Ibis in golden light

A golden hour spotlight falls on roosting white ibis

ibis silhouette at sunset

Juvenile white ibis in bald cypress tree

Great egret preening in golden light

Great egret preening at last light

Great egret flying at sunset 2

Sunlight bathes the underside of a great egret coming to roost

 

Great egret flying at sunset 1

A different angle to the sun creates very different lighting on another egret

broomsedge highlighted by setting sun

Broomsedge seeds glow in the setting sun

Cypress tree at Lake Mattamuskeet 1

“The tree” at sunset at Lake Mattamuskeet

pink cloud at sunset

Pink clouds and tree silhouettes

Sunrise Sunday at Lake Mattamuskeet…

 

cypress island at sunrise

Sunrise at the cypress island at Lake Mattamuskeet

Golden lining to clouds at sunrise

Telephoto shot of clouds on the horizon

Golden lining to clouds at sunrise 1

Golden lining to clouds at sunrise

Sunset Sunday at Pungo…
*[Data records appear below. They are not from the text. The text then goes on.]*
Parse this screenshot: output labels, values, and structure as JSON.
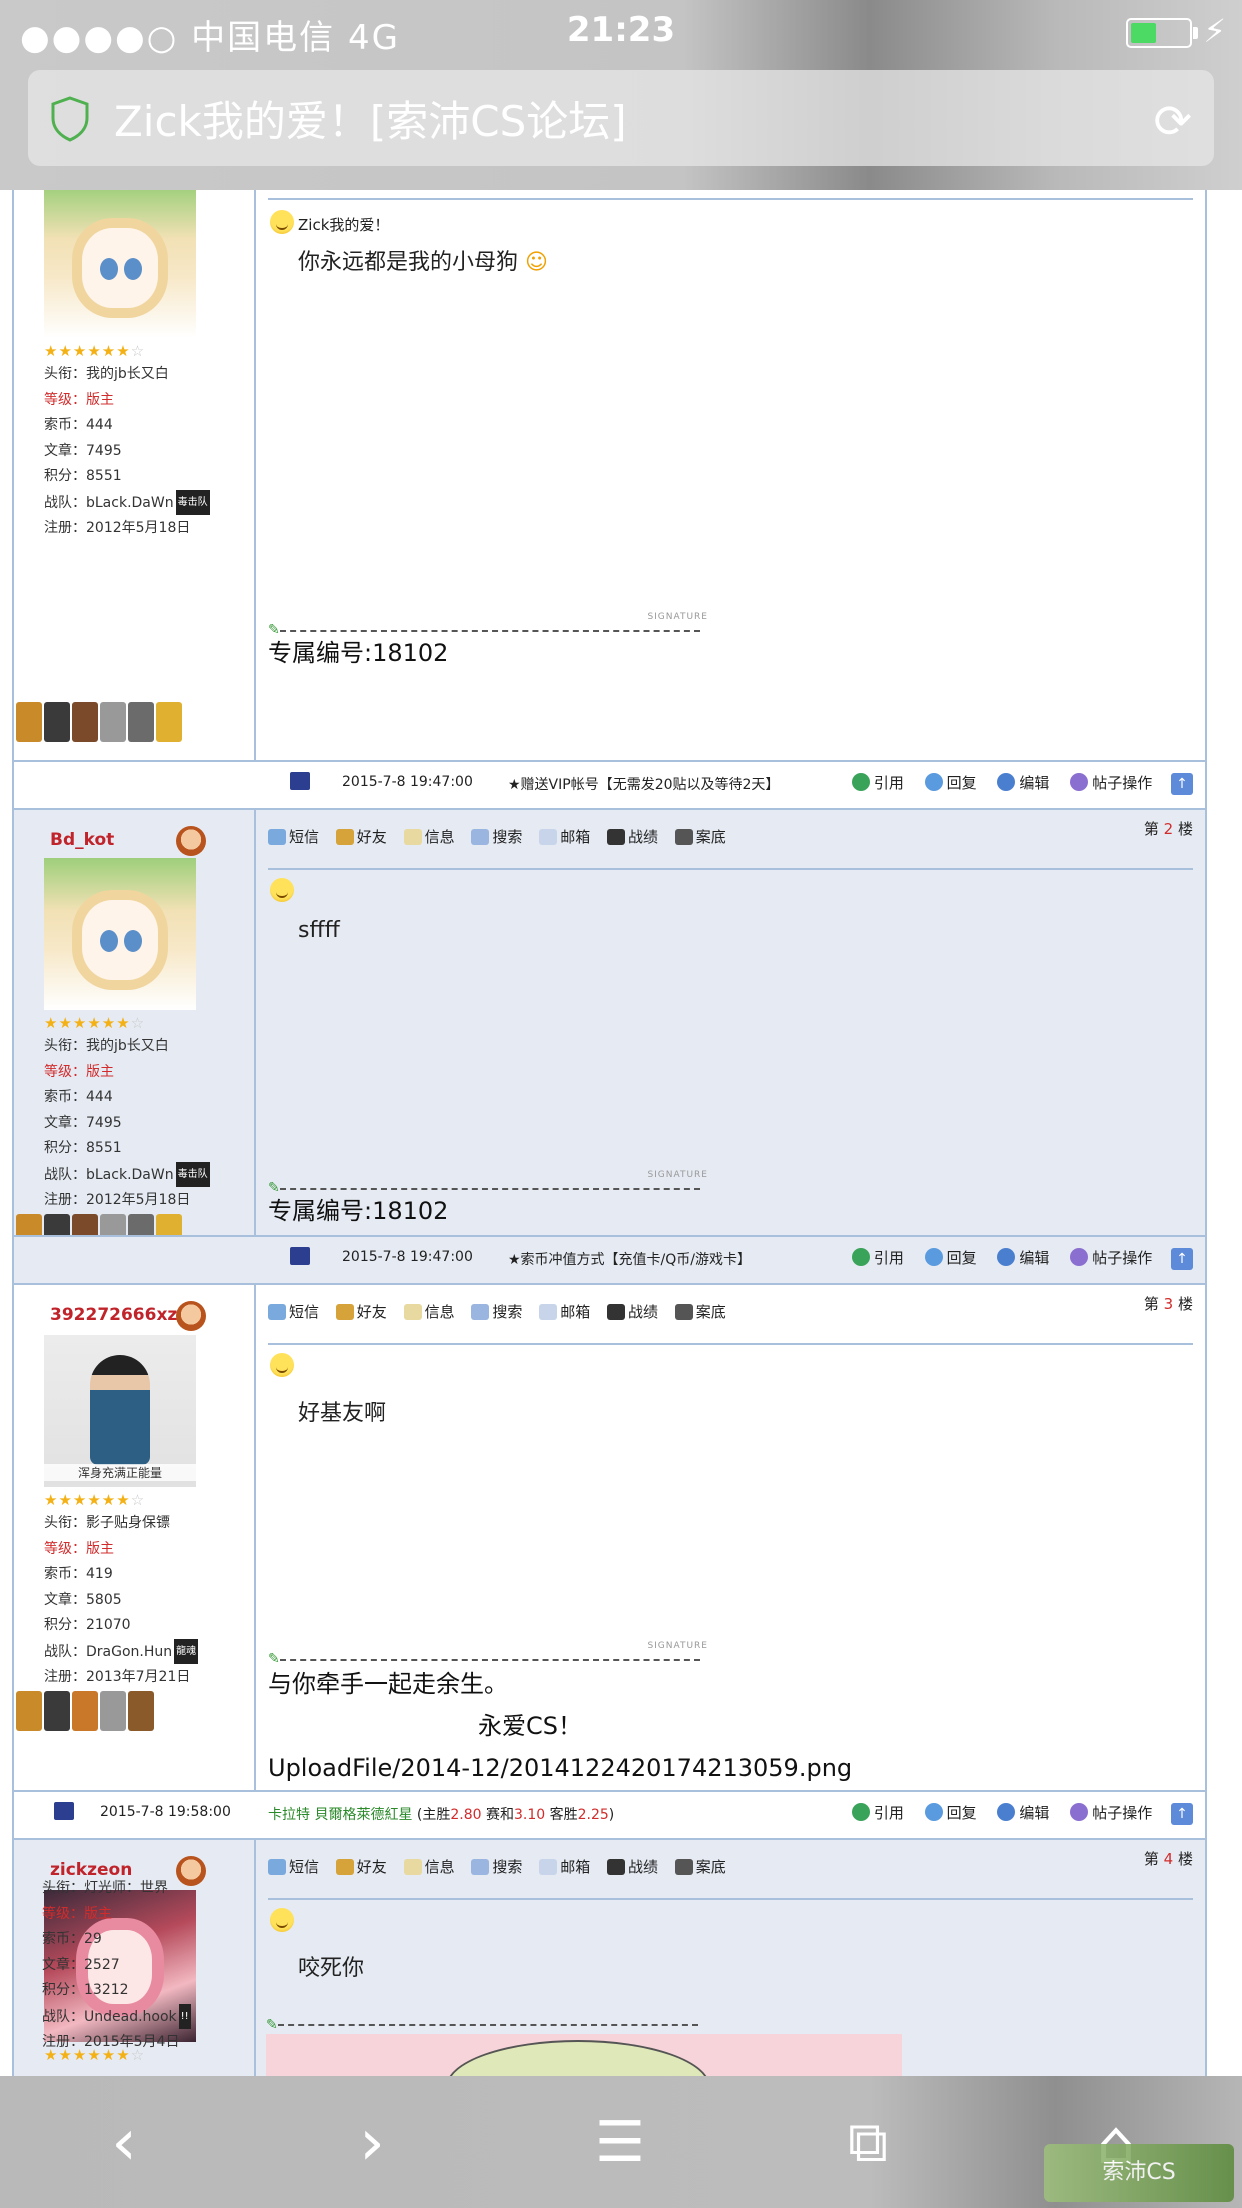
{
  "status_bar": {
    "carrier": "●●●●○ 中国电信   4G",
    "time": "21:23",
    "battery_level": 0.45
  },
  "browser": {
    "page_title": "Zick我的爱！[索沛CS论坛]"
  },
  "toolbar_labels": {
    "sms": "短信",
    "friend": "好友",
    "info": "信息",
    "search": "搜索",
    "mail": "邮箱",
    "stats": "战绩",
    "case": "案底"
  },
  "action_labels": {
    "quote": "引用",
    "reply": "回复",
    "edit": "编辑",
    "manage": "帖子操作"
  },
  "field_labels": {
    "title": "头衔：",
    "level": "等级：",
    "coins": "索币：",
    "articles": "文章：",
    "points": "积分：",
    "team": "战队：",
    "registered": "注册："
  },
  "signature_word": "SIGNATURE",
  "floor": {
    "prefix": "第",
    "suffix": "楼"
  },
  "posts": [
    {
      "rating_stars": 6,
      "user": {
        "title": "我的jb长又白",
        "level": "版主",
        "coins": "444",
        "articles": "7495",
        "points": "8551",
        "team": "bLack.DaWn",
        "team_badge": "毒击队",
        "registered": "2012年5月18日"
      },
      "post_title": "Zick我的爱！",
      "body": "你永远都是我的小母狗",
      "signature_lines": [
        "专属编号:18102"
      ],
      "footer": {
        "date": "2015-7-8 19:47:00",
        "note": "★赠送VIP帐号【无需发20贴以及等待2天】"
      }
    },
    {
      "username": "Bd_kot",
      "floor_number": "2",
      "rating_stars": 6,
      "user": {
        "title": "我的jb长又白",
        "level": "版主",
        "coins": "444",
        "articles": "7495",
        "points": "8551",
        "team": "bLack.DaWn",
        "team_badge": "毒击队",
        "registered": "2012年5月18日"
      },
      "body": "sffff",
      "signature_lines": [
        "专属编号:18102"
      ],
      "footer": {
        "date": "2015-7-8 19:47:00",
        "note": "★索币冲值方式【充值卡/Q币/游戏卡】"
      }
    },
    {
      "username": "392272666xzy",
      "floor_number": "3",
      "rating_stars": 6,
      "avatar_caption": "浑身充满正能量",
      "user": {
        "title": "影子贴身保镖",
        "level": "版主",
        "coins": "419",
        "articles": "5805",
        "points": "21070",
        "team": "DraGon.Hun",
        "team_badge": "龍魂",
        "registered": "2013年7月21日"
      },
      "body": "好基友啊",
      "signature_lines": [
        "与你牵手一起走余生。",
        "                    永爱CS！",
        "UploadFile/2014-12/20141224201742130​59.png"
      ],
      "footer": {
        "date": "2015-7-8 19:58:00",
        "note_team1": "卡拉特",
        "note_team2": "貝爾格萊德紅星",
        "note_rest1": " (主胜",
        "odds_home": "2.80",
        "note_rest2": " 赛和",
        "odds_draw": "3.10",
        "note_rest3": " 客胜",
        "odds_away": "2.25",
        "note_rest4": ")"
      }
    },
    {
      "username": "zickzeon",
      "floor_number": "4",
      "rating_stars": 6,
      "user": {
        "title": "灯光师：世界",
        "level": "版主",
        "coins": "29",
        "articles": "2527",
        "points": "13212",
        "team": "Undead.hook",
        "team_badge": "!!",
        "registered": "2015年5月4日"
      },
      "body": "咬死你"
    }
  ],
  "bottom_nav": {
    "back": "‹",
    "forward": "›",
    "menu": "☰",
    "tabs": "⧉",
    "home": "⌂"
  },
  "watermark": "索沛CS"
}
swans at sunset

Swans flying in against a thickening cloud cover

Fiery sunset

A surprise fiery sky as we drove back to Plymouth

These ephemeral glimpses of beauty help remind us what an amazing world we live in and how we should pause to enjoy it, to make it what we do, and to live in the moment.

Here is a moment of extravagant beauty: I drink it liquid from the shells of my hands and almost all of it runs sparkling through my fingers: but beauty is like that, it is a fraction of a second, quickness of a flash and then immediately it escapes.

~ Clarice Lispector